However, the court order the FBI used to keep the temporary servers running expired, and was not renewed.

At 12:01 a.m. this morning, the FBI turned off the Internet servers that were functioning as a temporary safety net to keep infected computers online for the past eight months.

The FBI also arranged for a private company to run a website, dcwg.org, to help computer users see if their computer was infected and find computer security business sites where they could find fixes for the problem.
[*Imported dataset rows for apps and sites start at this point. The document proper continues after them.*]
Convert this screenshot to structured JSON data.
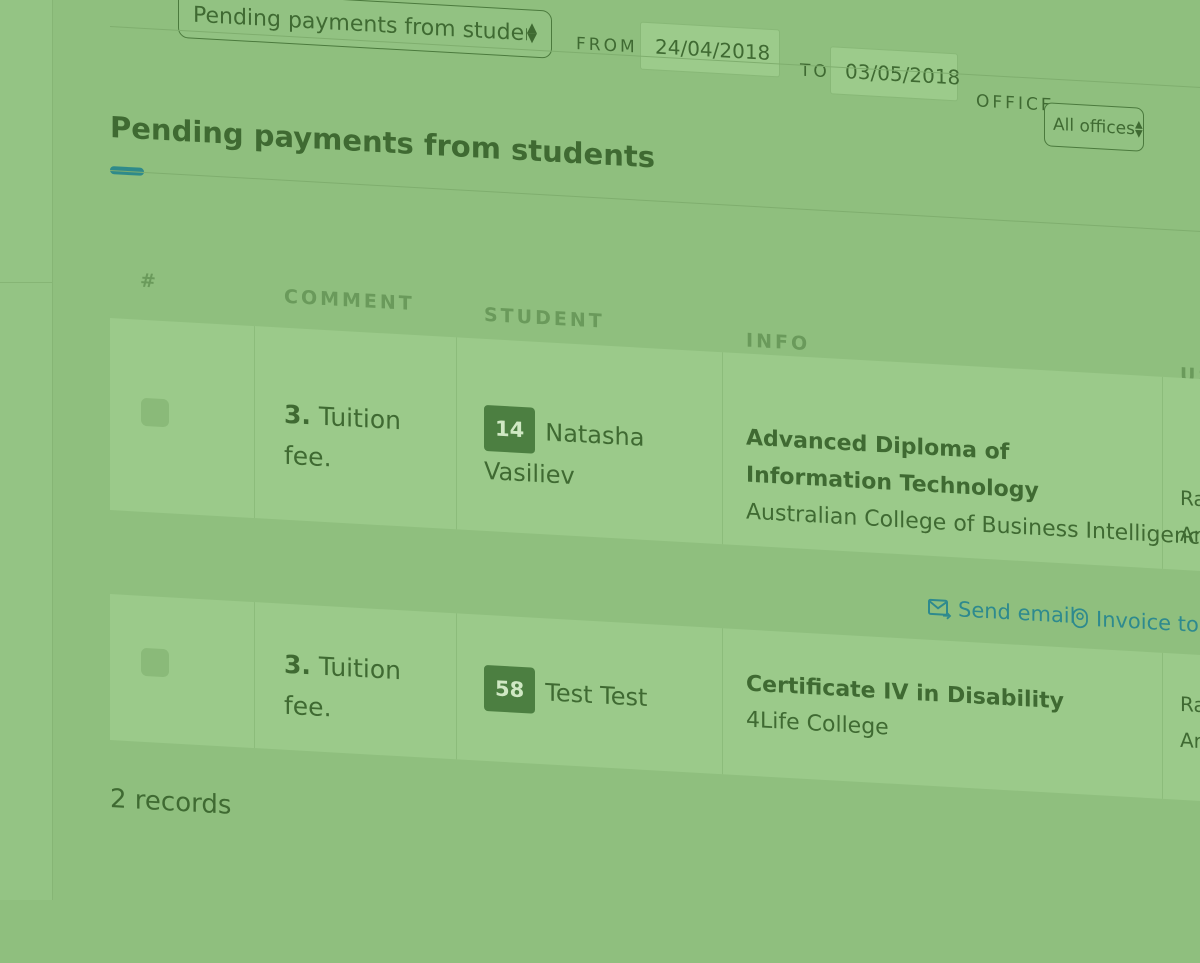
{
  "filter": {
    "report_select": "Pending payments from students",
    "from_label": "FROM",
    "from_date": "24/04/2018",
    "to_label": "TO",
    "to_date": "03/05/2018",
    "office_label": "OFFICE",
    "office_value": "All offices"
  },
  "page_title": "Pending payments from students",
  "table": {
    "headers": {
      "num": "#",
      "comment": "COMMENT",
      "student": "STUDENT",
      "info": "INFO",
      "user": "US"
    },
    "rows": [
      {
        "comment_num": "3.",
        "comment_text": "Tuition fee.",
        "student_id": "14",
        "student_name": "Natasha Vasiliev",
        "course": "Advanced Diploma of Information Technology",
        "college": "Australian College of Business Intelligence",
        "user_line1": "Ra",
        "user_line2": "Ari"
      },
      {
        "comment_num": "3.",
        "comment_text": "Tuition fee.",
        "student_id": "58",
        "student_name": "Test Test",
        "course": "Certificate IV in Disability",
        "college": "4Life College",
        "user_line1": "Ra",
        "user_line2": "Ari"
      }
    ],
    "actions": {
      "send_email": "Send email",
      "invoice": "Invoice to stu"
    }
  },
  "records_count": "2 records",
  "colors": {
    "background": "#8fbf7e",
    "accent": "#2f8a8a",
    "badge": "#4c7f41"
  }
}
From the beginning, most victims didn't even know their computers had been infected, although the malicious software probably slowed their web surfing and disabled their antivirus software.